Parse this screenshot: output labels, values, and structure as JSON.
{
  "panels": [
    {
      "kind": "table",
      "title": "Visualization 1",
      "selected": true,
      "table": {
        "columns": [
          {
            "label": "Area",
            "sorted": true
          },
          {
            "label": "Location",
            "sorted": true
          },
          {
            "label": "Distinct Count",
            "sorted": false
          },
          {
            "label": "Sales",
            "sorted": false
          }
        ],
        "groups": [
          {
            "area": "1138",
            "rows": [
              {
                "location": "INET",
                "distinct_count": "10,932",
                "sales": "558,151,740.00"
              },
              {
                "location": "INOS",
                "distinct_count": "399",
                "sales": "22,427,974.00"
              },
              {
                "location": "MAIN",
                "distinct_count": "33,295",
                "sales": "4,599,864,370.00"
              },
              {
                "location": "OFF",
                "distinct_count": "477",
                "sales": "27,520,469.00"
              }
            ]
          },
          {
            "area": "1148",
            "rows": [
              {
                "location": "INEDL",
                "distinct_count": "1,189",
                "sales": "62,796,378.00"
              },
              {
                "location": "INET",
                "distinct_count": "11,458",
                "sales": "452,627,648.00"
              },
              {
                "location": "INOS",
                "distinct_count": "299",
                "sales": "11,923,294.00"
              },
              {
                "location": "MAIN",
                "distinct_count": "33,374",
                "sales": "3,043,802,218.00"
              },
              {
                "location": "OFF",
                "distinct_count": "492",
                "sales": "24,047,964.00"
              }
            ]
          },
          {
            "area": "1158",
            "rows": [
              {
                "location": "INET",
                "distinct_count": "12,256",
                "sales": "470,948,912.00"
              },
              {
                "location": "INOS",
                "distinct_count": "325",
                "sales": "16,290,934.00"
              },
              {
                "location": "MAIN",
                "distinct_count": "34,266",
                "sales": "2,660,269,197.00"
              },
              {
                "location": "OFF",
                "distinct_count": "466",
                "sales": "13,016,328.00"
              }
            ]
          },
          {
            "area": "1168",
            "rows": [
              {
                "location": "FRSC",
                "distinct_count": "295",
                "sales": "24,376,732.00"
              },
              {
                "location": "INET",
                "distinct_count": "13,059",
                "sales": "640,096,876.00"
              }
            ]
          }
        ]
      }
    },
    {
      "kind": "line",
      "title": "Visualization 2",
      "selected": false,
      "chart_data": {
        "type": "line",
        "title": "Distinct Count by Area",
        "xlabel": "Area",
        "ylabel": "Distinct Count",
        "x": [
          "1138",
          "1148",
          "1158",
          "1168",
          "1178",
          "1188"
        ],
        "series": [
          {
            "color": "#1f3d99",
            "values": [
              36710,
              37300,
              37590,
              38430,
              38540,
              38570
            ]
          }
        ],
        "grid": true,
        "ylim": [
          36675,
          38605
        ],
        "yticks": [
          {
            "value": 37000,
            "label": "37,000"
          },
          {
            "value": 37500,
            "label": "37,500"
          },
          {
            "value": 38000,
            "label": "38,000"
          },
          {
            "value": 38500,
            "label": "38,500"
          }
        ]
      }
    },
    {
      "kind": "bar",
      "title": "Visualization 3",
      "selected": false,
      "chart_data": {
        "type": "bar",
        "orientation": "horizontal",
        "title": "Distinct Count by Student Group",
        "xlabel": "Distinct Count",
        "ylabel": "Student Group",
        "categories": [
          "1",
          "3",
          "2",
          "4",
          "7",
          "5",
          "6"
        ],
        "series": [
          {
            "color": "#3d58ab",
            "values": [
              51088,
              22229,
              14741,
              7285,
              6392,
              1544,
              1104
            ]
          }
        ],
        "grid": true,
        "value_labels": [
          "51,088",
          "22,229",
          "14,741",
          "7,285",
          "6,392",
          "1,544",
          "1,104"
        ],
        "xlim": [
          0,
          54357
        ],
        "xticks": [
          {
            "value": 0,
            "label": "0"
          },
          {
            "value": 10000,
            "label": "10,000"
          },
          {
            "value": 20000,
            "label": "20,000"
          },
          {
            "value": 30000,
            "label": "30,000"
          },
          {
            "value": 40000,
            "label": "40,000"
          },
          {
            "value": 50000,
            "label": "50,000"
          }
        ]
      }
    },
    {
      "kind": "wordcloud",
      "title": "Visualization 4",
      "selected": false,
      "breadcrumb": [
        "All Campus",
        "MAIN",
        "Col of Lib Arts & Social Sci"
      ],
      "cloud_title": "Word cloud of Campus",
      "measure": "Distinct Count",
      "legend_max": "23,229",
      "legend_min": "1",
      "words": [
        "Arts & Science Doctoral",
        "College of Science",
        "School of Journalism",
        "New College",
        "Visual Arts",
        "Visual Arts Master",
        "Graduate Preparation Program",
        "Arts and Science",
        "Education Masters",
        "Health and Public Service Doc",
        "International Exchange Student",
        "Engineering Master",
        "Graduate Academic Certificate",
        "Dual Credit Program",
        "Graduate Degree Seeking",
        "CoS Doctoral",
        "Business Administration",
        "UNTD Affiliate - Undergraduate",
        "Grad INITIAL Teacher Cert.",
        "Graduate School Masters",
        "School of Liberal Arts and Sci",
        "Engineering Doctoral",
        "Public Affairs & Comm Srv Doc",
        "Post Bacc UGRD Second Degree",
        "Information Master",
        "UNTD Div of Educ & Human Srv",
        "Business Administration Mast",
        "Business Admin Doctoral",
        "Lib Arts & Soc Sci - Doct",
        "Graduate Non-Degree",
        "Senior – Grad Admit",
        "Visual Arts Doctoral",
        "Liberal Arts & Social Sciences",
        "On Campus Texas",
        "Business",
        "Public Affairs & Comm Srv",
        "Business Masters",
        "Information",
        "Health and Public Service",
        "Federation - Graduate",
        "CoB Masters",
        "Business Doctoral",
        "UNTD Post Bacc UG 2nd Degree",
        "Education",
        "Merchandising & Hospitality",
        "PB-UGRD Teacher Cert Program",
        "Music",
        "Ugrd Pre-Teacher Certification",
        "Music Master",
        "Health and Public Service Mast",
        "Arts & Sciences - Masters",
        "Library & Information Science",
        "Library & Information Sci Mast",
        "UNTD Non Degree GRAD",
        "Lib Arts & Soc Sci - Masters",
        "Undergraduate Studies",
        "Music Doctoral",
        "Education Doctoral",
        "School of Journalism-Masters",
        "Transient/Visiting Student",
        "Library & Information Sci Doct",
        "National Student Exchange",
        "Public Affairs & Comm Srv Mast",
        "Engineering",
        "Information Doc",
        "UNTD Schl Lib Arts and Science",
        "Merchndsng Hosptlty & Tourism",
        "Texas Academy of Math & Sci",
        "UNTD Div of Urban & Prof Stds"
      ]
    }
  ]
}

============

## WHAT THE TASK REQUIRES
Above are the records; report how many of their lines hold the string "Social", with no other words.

## ANSWER TO THIS EXERCISE
2